(ENTRIES PROVIDED begins)

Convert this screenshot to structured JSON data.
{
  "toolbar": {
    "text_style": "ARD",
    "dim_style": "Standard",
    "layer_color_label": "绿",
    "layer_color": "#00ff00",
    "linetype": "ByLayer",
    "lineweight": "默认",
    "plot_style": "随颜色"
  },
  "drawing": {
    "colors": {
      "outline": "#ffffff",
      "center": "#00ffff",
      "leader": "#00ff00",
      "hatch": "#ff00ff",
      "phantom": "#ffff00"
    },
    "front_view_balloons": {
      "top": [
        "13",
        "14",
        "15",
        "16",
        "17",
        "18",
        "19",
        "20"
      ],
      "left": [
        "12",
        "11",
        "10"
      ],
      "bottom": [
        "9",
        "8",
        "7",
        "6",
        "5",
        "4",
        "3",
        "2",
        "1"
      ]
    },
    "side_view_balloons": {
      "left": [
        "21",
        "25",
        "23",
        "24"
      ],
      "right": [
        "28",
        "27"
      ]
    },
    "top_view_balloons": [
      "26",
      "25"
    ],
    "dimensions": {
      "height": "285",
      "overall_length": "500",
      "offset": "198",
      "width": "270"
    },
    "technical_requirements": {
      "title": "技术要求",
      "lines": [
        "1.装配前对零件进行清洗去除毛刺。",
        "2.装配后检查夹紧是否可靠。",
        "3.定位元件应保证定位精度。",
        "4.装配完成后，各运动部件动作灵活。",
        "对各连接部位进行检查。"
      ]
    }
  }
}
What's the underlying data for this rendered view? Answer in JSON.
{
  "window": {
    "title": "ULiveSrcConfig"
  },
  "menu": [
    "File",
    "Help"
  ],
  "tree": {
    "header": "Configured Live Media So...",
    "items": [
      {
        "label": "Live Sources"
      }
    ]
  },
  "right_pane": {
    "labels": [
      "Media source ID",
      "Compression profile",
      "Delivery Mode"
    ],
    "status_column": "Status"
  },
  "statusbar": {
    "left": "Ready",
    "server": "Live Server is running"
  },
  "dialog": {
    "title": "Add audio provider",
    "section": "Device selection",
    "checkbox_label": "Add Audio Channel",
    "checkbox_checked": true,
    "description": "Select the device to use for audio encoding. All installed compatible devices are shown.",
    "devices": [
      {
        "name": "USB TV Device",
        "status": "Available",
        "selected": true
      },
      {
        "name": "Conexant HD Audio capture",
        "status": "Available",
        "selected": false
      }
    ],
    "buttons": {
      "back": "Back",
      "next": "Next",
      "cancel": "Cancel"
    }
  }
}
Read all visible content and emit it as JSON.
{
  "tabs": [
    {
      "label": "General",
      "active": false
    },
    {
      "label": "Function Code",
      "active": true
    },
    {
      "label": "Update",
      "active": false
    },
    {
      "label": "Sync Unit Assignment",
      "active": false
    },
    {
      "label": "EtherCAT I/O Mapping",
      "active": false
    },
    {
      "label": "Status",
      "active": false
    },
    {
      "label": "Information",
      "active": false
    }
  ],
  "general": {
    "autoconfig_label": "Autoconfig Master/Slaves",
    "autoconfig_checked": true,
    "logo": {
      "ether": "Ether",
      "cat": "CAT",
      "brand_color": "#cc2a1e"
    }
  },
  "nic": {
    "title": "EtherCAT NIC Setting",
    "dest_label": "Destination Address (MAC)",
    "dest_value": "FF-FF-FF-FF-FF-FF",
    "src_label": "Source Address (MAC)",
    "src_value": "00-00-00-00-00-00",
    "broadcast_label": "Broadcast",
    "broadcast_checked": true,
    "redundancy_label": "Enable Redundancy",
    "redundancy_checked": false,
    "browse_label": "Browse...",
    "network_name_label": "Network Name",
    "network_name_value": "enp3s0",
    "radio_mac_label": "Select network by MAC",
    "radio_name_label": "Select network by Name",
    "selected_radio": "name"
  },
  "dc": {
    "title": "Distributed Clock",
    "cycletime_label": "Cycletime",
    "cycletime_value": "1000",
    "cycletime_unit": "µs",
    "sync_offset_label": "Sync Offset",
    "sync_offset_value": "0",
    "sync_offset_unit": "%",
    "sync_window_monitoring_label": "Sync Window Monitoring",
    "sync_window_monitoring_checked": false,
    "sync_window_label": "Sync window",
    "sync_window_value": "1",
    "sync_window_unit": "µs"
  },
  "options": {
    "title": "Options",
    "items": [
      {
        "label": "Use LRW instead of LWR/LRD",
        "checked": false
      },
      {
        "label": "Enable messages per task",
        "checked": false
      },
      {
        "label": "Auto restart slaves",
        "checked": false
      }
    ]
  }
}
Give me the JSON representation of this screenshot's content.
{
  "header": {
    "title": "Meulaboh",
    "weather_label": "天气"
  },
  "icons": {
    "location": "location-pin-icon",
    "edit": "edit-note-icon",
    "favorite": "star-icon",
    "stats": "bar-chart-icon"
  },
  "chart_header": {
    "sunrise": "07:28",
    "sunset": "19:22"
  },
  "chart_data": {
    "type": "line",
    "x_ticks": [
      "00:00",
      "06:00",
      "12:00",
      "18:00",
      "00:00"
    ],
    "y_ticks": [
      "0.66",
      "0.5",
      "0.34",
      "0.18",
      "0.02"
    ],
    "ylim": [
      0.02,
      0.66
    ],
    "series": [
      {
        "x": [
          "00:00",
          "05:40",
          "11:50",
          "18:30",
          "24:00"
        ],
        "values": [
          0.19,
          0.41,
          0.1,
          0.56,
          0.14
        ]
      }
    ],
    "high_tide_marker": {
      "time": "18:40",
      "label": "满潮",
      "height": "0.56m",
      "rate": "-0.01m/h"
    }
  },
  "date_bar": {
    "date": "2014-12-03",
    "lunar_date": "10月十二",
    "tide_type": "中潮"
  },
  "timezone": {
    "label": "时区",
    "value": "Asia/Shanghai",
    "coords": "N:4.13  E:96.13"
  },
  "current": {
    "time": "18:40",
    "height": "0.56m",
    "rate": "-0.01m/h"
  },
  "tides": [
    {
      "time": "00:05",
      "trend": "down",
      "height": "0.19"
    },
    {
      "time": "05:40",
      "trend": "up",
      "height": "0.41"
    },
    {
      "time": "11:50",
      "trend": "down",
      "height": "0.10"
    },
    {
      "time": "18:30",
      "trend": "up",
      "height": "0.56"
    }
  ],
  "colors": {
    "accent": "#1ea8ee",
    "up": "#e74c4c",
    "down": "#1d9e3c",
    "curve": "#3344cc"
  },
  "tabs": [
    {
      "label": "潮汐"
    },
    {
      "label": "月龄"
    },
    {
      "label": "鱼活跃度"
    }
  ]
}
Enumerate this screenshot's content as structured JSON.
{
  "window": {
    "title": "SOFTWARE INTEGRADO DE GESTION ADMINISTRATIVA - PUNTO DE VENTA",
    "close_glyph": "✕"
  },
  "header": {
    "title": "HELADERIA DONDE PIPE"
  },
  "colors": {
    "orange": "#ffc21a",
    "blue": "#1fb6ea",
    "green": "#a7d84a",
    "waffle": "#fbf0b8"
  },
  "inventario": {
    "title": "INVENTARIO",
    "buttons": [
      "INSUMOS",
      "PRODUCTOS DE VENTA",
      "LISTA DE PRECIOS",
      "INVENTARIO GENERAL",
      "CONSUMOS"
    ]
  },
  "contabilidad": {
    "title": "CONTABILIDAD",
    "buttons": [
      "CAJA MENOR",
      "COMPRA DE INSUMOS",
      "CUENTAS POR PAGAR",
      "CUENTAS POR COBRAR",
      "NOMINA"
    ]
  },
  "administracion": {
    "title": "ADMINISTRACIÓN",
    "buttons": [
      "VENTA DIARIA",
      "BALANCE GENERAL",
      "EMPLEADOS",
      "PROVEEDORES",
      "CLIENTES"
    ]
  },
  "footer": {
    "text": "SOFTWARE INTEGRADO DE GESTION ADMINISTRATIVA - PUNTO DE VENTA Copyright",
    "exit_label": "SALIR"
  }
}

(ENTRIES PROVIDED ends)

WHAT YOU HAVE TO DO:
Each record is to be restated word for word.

SOLVED EXERCISE:
Convert this screenshot to structured JSON data.
{
  "toolbar": {
    "text_style": "ARD",
    "dim_style": "Standard",
    "layer_color_label": "绿",
    "layer_color": "#00ff00",
    "linetype": "ByLayer",
    "lineweight": "默认",
    "plot_style": "随颜色"
  },
  "drawing": {
    "colors": {
      "outline": "#ffffff",
      "center": "#00ffff",
      "leader": "#00ff00",
      "hatch": "#ff00ff",
      "phantom": "#ffff00"
    },
    "front_view_balloons": {
      "top": [
        "13",
        "14",
        "15",
        "16",
        "17",
        "18",
        "19",
        "20"
      ],
      "left": [
        "12",
        "11",
        "10"
      ],
      "bottom": [
        "9",
        "8",
        "7",
        "6",
        "5",
        "4",
        "3",
        "2",
        "1"
      ]
    },
    "side_view_balloons": {
      "left": [
        "21",
        "25",
        "23",
        "24"
      ],
      "right": [
        "28",
        "27"
      ]
    },
    "top_view_balloons": [
      "26",
      "25"
    ],
    "dimensions": {
      "height": "285",
      "overall_length": "500",
      "offset": "198",
      "width": "270"
    },
    "technical_requirements": {
      "title": "技术要求",
      "lines": [
        "1.装配前对零件进行清洗去除毛刺。",
        "2.装配后检查夹紧是否可靠。",
        "3.定位元件应保证定位精度。",
        "4.装配完成后，各运动部件动作灵活。",
        "对各连接部位进行检查。"
      ]
    }
  }
}
What's the underlying data for this rendered view? Answer in JSON.
{
  "window": {
    "title": "ULiveSrcConfig"
  },
  "menu": [
    "File",
    "Help"
  ],
  "tree": {
    "header": "Configured Live Media So...",
    "items": [
      {
        "label": "Live Sources"
      }
    ]
  },
  "right_pane": {
    "labels": [
      "Media source ID",
      "Compression profile",
      "Delivery Mode"
    ],
    "status_column": "Status"
  },
  "statusbar": {
    "left": "Ready",
    "server": "Live Server is running"
  },
  "dialog": {
    "title": "Add audio provider",
    "section": "Device selection",
    "checkbox_label": "Add Audio Channel",
    "checkbox_checked": true,
    "description": "Select the device to use for audio encoding. All installed compatible devices are shown.",
    "devices": [
      {
        "name": "USB TV Device",
        "status": "Available",
        "selected": true
      },
      {
        "name": "Conexant HD Audio capture",
        "status": "Available",
        "selected": false
      }
    ],
    "buttons": {
      "back": "Back",
      "next": "Next",
      "cancel": "Cancel"
    }
  }
}
Read all visible content and emit it as JSON.
{
  "tabs": [
    {
      "label": "General",
      "active": false
    },
    {
      "label": "Function Code",
      "active": true
    },
    {
      "label": "Update",
      "active": false
    },
    {
      "label": "Sync Unit Assignment",
      "active": false
    },
    {
      "label": "EtherCAT I/O Mapping",
      "active": false
    },
    {
      "label": "Status",
      "active": false
    },
    {
      "label": "Information",
      "active": false
    }
  ],
  "general": {
    "autoconfig_label": "Autoconfig Master/Slaves",
    "autoconfig_checked": true,
    "logo": {
      "ether": "Ether",
      "cat": "CAT",
      "brand_color": "#cc2a1e"
    }
  },
  "nic": {
    "title": "EtherCAT NIC Setting",
    "dest_label": "Destination Address (MAC)",
    "dest_value": "FF-FF-FF-FF-FF-FF",
    "src_label": "Source Address (MAC)",
    "src_value": "00-00-00-00-00-00",
    "broadcast_label": "Broadcast",
    "broadcast_checked": true,
    "redundancy_label": "Enable Redundancy",
    "redundancy_checked": false,
    "browse_label": "Browse...",
    "network_name_label": "Network Name",
    "network_name_value": "enp3s0",
    "radio_mac_label": "Select network by MAC",
    "radio_name_label": "Select network by Name",
    "selected_radio": "name"
  },
  "dc": {
    "title": "Distributed Clock",
    "cycletime_label": "Cycletime",
    "cycletime_value": "1000",
    "cycletime_unit": "µs",
    "sync_offset_label": "Sync Offset",
    "sync_offset_value": "0",
    "sync_offset_unit": "%",
    "sync_window_monitoring_label": "Sync Window Monitoring",
    "sync_window_monitoring_checked": false,
    "sync_window_label": "Sync window",
    "sync_window_value": "1",
    "sync_window_unit": "µs"
  },
  "options": {
    "title": "Options",
    "items": [
      {
        "label": "Use LRW instead of LWR/LRD",
        "checked": false
      },
      {
        "label": "Enable messages per task",
        "checked": false
      },
      {
        "label": "Auto restart slaves",
        "checked": false
      }
    ]
  }
}
Give me the JSON representation of this screenshot's content.
{
  "header": {
    "title": "Meulaboh",
    "weather_label": "天气"
  },
  "icons": {
    "location": "location-pin-icon",
    "edit": "edit-note-icon",
    "favorite": "star-icon",
    "stats": "bar-chart-icon"
  },
  "chart_header": {
    "sunrise": "07:28",
    "sunset": "19:22"
  },
  "chart_data": {
    "type": "line",
    "x_ticks": [
      "00:00",
      "06:00",
      "12:00",
      "18:00",
      "00:00"
    ],
    "y_ticks": [
      "0.66",
      "0.5",
      "0.34",
      "0.18",
      "0.02"
    ],
    "ylim": [
      0.02,
      0.66
    ],
    "series": [
      {
        "x": [
          "00:00",
          "05:40",
          "11:50",
          "18:30",
          "24:00"
        ],
        "values": [
          0.19,
          0.41,
          0.1,
          0.56,
          0.14
        ]
      }
    ],
    "high_tide_marker": {
      "time": "18:40",
      "label": "满潮",
      "height": "0.56m",
      "rate": "-0.01m/h"
    }
  },
  "date_bar": {
    "date": "2014-12-03",
    "lunar_date": "10月十二",
    "tide_type": "中潮"
  },
  "timezone": {
    "label": "时区",
    "value": "Asia/Shanghai",
    "coords": "N:4.13  E:96.13"
  },
  "current": {
    "time": "18:40",
    "height": "0.56m",
    "rate": "-0.01m/h"
  },
  "tides": [
    {
      "time": "00:05",
      "trend": "down",
      "height": "0.19"
    },
    {
      "time": "05:40",
      "trend": "up",
      "height": "0.41"
    },
    {
      "time": "11:50",
      "trend": "down",
      "height": "0.10"
    },
    {
      "time": "18:30",
      "trend": "up",
      "height": "0.56"
    }
  ],
  "colors": {
    "accent": "#1ea8ee",
    "up": "#e74c4c",
    "down": "#1d9e3c",
    "curve": "#3344cc"
  },
  "tabs": [
    {
      "label": "潮汐"
    },
    {
      "label": "月龄"
    },
    {
      "label": "鱼活跃度"
    }
  ]
}
Enumerate this screenshot's content as structured JSON.
{
  "window": {
    "title": "SOFTWARE INTEGRADO DE GESTION ADMINISTRATIVA - PUNTO DE VENTA",
    "close_glyph": "✕"
  },
  "header": {
    "title": "HELADERIA DONDE PIPE"
  },
  "colors": {
    "orange": "#ffc21a",
    "blue": "#1fb6ea",
    "green": "#a7d84a",
    "waffle": "#fbf0b8"
  },
  "inventario": {
    "title": "INVENTARIO",
    "buttons": [
      "INSUMOS",
      "PRODUCTOS DE VENTA",
      "LISTA DE PRECIOS",
      "INVENTARIO GENERAL",
      "CONSUMOS"
    ]
  },
  "contabilidad": {
    "title": "CONTABILIDAD",
    "buttons": [
      "CAJA MENOR",
      "COMPRA DE INSUMOS",
      "CUENTAS POR PAGAR",
      "CUENTAS POR COBRAR",
      "NOMINA"
    ]
  },
  "administracion": {
    "title": "ADMINISTRACIÓN",
    "buttons": [
      "VENTA DIARIA",
      "BALANCE GENERAL",
      "EMPLEADOS",
      "PROVEEDORES",
      "CLIENTES"
    ]
  },
  "footer": {
    "text": "SOFTWARE INTEGRADO DE GESTION ADMINISTRATIVA - PUNTO DE VENTA Copyright",
    "exit_label": "SALIR"
  }
}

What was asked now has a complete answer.